• **WORK REQUIRED**
Reproduce the listing exactly, keeping every word as it is.

........

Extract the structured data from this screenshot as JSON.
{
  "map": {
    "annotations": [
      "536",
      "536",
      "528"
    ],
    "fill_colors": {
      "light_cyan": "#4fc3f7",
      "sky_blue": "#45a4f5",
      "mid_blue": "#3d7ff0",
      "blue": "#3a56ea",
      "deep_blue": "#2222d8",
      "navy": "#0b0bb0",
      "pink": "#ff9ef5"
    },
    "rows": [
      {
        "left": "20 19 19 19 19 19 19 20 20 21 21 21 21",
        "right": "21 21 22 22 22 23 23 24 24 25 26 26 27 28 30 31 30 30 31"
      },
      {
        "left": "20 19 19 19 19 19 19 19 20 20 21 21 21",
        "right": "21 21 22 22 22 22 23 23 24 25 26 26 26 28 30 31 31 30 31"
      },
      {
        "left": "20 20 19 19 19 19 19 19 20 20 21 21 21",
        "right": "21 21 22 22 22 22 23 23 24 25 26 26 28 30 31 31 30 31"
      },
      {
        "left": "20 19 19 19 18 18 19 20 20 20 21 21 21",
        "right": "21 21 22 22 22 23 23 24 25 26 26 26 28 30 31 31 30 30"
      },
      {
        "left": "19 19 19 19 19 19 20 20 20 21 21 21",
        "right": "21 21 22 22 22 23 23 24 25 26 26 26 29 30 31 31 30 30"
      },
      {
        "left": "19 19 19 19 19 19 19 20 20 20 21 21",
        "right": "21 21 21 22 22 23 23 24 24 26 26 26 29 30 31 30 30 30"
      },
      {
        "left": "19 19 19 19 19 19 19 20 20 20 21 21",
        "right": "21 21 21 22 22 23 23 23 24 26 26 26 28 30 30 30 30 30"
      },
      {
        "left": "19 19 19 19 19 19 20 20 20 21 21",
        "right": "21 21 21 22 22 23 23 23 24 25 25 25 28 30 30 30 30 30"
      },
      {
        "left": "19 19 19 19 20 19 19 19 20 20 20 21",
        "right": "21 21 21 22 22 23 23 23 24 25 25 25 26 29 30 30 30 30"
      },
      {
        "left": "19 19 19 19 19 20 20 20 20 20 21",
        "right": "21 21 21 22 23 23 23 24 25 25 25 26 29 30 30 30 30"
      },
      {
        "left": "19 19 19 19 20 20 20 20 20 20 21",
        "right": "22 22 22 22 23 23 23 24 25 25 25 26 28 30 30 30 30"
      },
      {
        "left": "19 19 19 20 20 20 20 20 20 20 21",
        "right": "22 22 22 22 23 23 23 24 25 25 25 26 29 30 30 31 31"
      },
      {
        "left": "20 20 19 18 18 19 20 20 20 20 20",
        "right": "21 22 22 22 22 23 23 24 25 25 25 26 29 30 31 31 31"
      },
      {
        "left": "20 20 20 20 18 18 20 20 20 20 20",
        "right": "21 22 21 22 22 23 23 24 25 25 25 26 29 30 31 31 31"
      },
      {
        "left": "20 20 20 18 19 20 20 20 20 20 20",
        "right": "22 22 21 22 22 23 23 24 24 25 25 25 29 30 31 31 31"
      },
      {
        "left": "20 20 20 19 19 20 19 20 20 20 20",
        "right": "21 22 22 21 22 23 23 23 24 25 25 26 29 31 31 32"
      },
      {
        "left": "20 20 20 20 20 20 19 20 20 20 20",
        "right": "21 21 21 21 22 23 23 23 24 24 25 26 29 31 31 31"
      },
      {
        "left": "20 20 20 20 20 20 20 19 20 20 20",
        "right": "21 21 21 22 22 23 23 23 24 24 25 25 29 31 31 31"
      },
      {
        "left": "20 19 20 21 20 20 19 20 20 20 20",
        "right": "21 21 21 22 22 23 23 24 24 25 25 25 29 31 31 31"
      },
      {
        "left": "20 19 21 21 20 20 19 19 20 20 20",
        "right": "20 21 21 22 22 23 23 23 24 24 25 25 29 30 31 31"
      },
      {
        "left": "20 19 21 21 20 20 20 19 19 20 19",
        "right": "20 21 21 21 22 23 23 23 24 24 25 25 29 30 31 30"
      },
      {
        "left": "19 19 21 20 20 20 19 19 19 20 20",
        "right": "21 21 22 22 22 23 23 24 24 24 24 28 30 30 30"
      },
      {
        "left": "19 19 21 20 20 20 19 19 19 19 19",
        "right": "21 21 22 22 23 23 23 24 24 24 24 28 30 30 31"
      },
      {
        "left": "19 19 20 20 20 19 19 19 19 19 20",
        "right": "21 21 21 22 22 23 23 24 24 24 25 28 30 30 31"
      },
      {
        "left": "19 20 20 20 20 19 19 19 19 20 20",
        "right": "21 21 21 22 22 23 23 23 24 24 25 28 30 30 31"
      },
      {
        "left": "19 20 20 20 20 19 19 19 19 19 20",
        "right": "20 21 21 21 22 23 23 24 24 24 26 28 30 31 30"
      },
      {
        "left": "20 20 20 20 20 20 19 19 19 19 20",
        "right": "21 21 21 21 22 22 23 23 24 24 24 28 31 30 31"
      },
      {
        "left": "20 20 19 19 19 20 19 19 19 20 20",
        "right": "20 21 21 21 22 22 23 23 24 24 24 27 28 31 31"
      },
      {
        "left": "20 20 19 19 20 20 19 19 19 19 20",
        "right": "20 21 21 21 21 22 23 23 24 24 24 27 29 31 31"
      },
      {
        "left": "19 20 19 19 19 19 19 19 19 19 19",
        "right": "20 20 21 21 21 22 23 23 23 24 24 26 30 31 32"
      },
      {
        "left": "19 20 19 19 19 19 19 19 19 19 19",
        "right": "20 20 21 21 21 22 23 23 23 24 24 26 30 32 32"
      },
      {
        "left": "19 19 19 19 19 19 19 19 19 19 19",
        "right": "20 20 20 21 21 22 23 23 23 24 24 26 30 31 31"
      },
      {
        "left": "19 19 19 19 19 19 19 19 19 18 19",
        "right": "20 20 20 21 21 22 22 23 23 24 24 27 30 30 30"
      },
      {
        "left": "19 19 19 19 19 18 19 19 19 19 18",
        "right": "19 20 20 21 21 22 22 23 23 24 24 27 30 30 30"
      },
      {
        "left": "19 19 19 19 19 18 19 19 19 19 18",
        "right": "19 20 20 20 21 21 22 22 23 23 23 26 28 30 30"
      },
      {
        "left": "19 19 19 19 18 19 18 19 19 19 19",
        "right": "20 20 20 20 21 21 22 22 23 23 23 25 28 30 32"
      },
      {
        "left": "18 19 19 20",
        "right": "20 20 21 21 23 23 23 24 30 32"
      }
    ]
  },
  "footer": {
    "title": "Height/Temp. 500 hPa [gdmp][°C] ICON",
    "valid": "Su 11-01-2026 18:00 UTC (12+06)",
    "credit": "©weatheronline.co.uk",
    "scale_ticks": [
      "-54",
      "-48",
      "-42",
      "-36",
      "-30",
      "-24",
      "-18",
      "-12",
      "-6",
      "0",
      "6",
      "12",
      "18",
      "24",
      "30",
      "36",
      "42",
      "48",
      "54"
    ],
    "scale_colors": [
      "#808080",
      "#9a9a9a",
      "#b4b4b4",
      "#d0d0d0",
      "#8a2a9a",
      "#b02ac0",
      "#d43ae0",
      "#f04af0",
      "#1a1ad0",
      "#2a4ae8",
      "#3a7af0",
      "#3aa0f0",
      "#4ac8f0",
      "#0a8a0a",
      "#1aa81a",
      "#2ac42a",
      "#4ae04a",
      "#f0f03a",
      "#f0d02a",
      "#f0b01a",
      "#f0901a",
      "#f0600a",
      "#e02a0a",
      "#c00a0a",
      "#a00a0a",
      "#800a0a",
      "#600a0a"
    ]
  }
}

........

• **EXERCISE RESULT**
Extract the structured data from this screenshot as JSON.
{
  "map": {
    "annotations": [
      "536",
      "536",
      "528"
    ],
    "fill_colors": {
      "light_cyan": "#4fc3f7",
      "sky_blue": "#45a4f5",
      "mid_blue": "#3d7ff0",
      "blue": "#3a56ea",
      "deep_blue": "#2222d8",
      "navy": "#0b0bb0",
      "pink": "#ff9ef5"
    },
    "rows": [
      {
        "left": "20 19 19 19 19 19 19 20 20 21 21 21 21",
        "right": "21 21 22 22 22 23 23 24 24 25 26 26 27 28 30 31 30 30 31"
      },
      {
        "left": "20 19 19 19 19 19 19 19 20 20 21 21 21",
        "right": "21 21 22 22 22 22 23 23 24 25 26 26 26 28 30 31 31 30 31"
      },
      {
        "left": "20 20 19 19 19 19 19 19 20 20 21 21 21",
        "right": "21 21 22 22 22 22 23 23 24 25 26 26 28 30 31 31 30 31"
      },
      {
        "left": "20 19 19 19 18 18 19 20 20 20 21 21 21",
        "right": "21 21 22 22 22 23 23 24 25 26 26 26 28 30 31 31 30 30"
      },
      {
        "left": "19 19 19 19 19 19 20 20 20 21 21 21",
        "right": "21 21 22 22 22 23 23 24 25 26 26 26 29 30 31 31 30 30"
      },
      {
        "left": "19 19 19 19 19 19 19 20 20 20 21 21",
        "right": "21 21 21 22 22 23 23 24 24 26 26 26 29 30 31 30 30 30"
      },
      {
        "left": "19 19 19 19 19 19 19 20 20 20 21 21",
        "right": "21 21 21 22 22 23 23 23 24 26 26 26 28 30 30 30 30 30"
      },
      {
        "left": "19 19 19 19 19 19 20 20 20 21 21",
        "right": "21 21 21 22 22 23 23 23 24 25 25 25 28 30 30 30 30 30"
      },
      {
        "left": "19 19 19 19 20 19 19 19 20 20 20 21",
        "right": "21 21 21 22 22 23 23 23 24 25 25 25 26 29 30 30 30 30"
      },
      {
        "left": "19 19 19 19 19 20 20 20 20 20 21",
        "right": "21 21 21 22 23 23 23 24 25 25 25 26 29 30 30 30 30"
      },
      {
        "left": "19 19 19 19 20 20 20 20 20 20 21",
        "right": "22 22 22 22 23 23 23 24 25 25 25 26 28 30 30 30 30"
      },
      {
        "left": "19 19 19 20 20 20 20 20 20 20 21",
        "right": "22 22 22 22 23 23 23 24 25 25 25 26 29 30 30 31 31"
      },
      {
        "left": "20 20 19 18 18 19 20 20 20 20 20",
        "right": "21 22 22 22 22 23 23 24 25 25 25 26 29 30 31 31 31"
      },
      {
        "left": "20 20 20 20 18 18 20 20 20 20 20",
        "right": "21 22 21 22 22 23 23 24 25 25 25 26 29 30 31 31 31"
      },
      {
        "left": "20 20 20 18 19 20 20 20 20 20 20",
        "right": "22 22 21 22 22 23 23 24 24 25 25 25 29 30 31 31 31"
      },
      {
        "left": "20 20 20 19 19 20 19 20 20 20 20",
        "right": "21 22 22 21 22 23 23 23 24 25 25 26 29 31 31 32"
      },
      {
        "left": "20 20 20 20 20 20 19 20 20 20 20",
        "right": "21 21 21 21 22 23 23 23 24 24 25 26 29 31 31 31"
      },
      {
        "left": "20 20 20 20 20 20 20 19 20 20 20",
        "right": "21 21 21 22 22 23 23 23 24 24 25 25 29 31 31 31"
      },
      {
        "left": "20 19 20 21 20 20 19 20 20 20 20",
        "right": "21 21 21 22 22 23 23 24 24 25 25 25 29 31 31 31"
      },
      {
        "left": "20 19 21 21 20 20 19 19 20 20 20",
        "right": "20 21 21 22 22 23 23 23 24 24 25 25 29 30 31 31"
      },
      {
        "left": "20 19 21 21 20 20 20 19 19 20 19",
        "right": "20 21 21 21 22 23 23 23 24 24 25 25 29 30 31 30"
      },
      {
        "left": "19 19 21 20 20 20 19 19 19 20 20",
        "right": "21 21 22 22 22 23 23 24 24 24 24 28 30 30 30"
      },
      {
        "left": "19 19 21 20 20 20 19 19 19 19 19",
        "right": "21 21 22 22 23 23 23 24 24 24 24 28 30 30 31"
      },
      {
        "left": "19 19 20 20 20 19 19 19 19 19 20",
        "right": "21 21 21 22 22 23 23 24 24 24 25 28 30 30 31"
      },
      {
        "left": "19 20 20 20 20 19 19 19 19 20 20",
        "right": "21 21 21 22 22 23 23 23 24 24 25 28 30 30 31"
      },
      {
        "left": "19 20 20 20 20 19 19 19 19 19 20",
        "right": "20 21 21 21 22 23 23 24 24 24 26 28 30 31 30"
      },
      {
        "left": "20 20 20 20 20 20 19 19 19 19 20",
        "right": "21 21 21 21 22 22 23 23 24 24 24 28 31 30 31"
      },
      {
        "left": "20 20 19 19 19 20 19 19 19 20 20",
        "right": "20 21 21 21 22 22 23 23 24 24 24 27 28 31 31"
      },
      {
        "left": "20 20 19 19 20 20 19 19 19 19 20",
        "right": "20 21 21 21 21 22 23 23 24 24 24 27 29 31 31"
      },
      {
        "left": "19 20 19 19 19 19 19 19 19 19 19",
        "right": "20 20 21 21 21 22 23 23 23 24 24 26 30 31 32"
      },
      {
        "left": "19 20 19 19 19 19 19 19 19 19 19",
        "right": "20 20 21 21 21 22 23 23 23 24 24 26 30 32 32"
      },
      {
        "left": "19 19 19 19 19 19 19 19 19 19 19",
        "right": "20 20 20 21 21 22 23 23 23 24 24 26 30 31 31"
      },
      {
        "left": "19 19 19 19 19 19 19 19 19 18 19",
        "right": "20 20 20 21 21 22 22 23 23 24 24 27 30 30 30"
      },
      {
        "left": "19 19 19 19 19 18 19 19 19 19 18",
        "right": "19 20 20 21 21 22 22 23 23 24 24 27 30 30 30"
      },
      {
        "left": "19 19 19 19 19 18 19 19 19 19 18",
        "right": "19 20 20 20 21 21 22 22 23 23 23 26 28 30 30"
      },
      {
        "left": "19 19 19 19 18 19 18 19 19 19 19",
        "right": "20 20 20 20 21 21 22 22 23 23 23 25 28 30 32"
      },
      {
        "left": "18 19 19 20",
        "right": "20 20 21 21 23 23 23 24 30 32"
      }
    ]
  },
  "footer": {
    "title": "Height/Temp. 500 hPa [gdmp][°C] ICON",
    "valid": "Su 11-01-2026 18:00 UTC (12+06)",
    "credit": "©weatheronline.co.uk",
    "scale_ticks": [
      "-54",
      "-48",
      "-42",
      "-36",
      "-30",
      "-24",
      "-18",
      "-12",
      "-6",
      "0",
      "6",
      "12",
      "18",
      "24",
      "30",
      "36",
      "42",
      "48",
      "54"
    ],
    "scale_colors": [
      "#808080",
      "#9a9a9a",
      "#b4b4b4",
      "#d0d0d0",
      "#8a2a9a",
      "#b02ac0",
      "#d43ae0",
      "#f04af0",
      "#1a1ad0",
      "#2a4ae8",
      "#3a7af0",
      "#3aa0f0",
      "#4ac8f0",
      "#0a8a0a",
      "#1aa81a",
      "#2ac42a",
      "#4ae04a",
      "#f0f03a",
      "#f0d02a",
      "#f0b01a",
      "#f0901a",
      "#f0600a",
      "#e02a0a",
      "#c00a0a",
      "#a00a0a",
      "#800a0a",
      "#600a0a"
    ]
  }
}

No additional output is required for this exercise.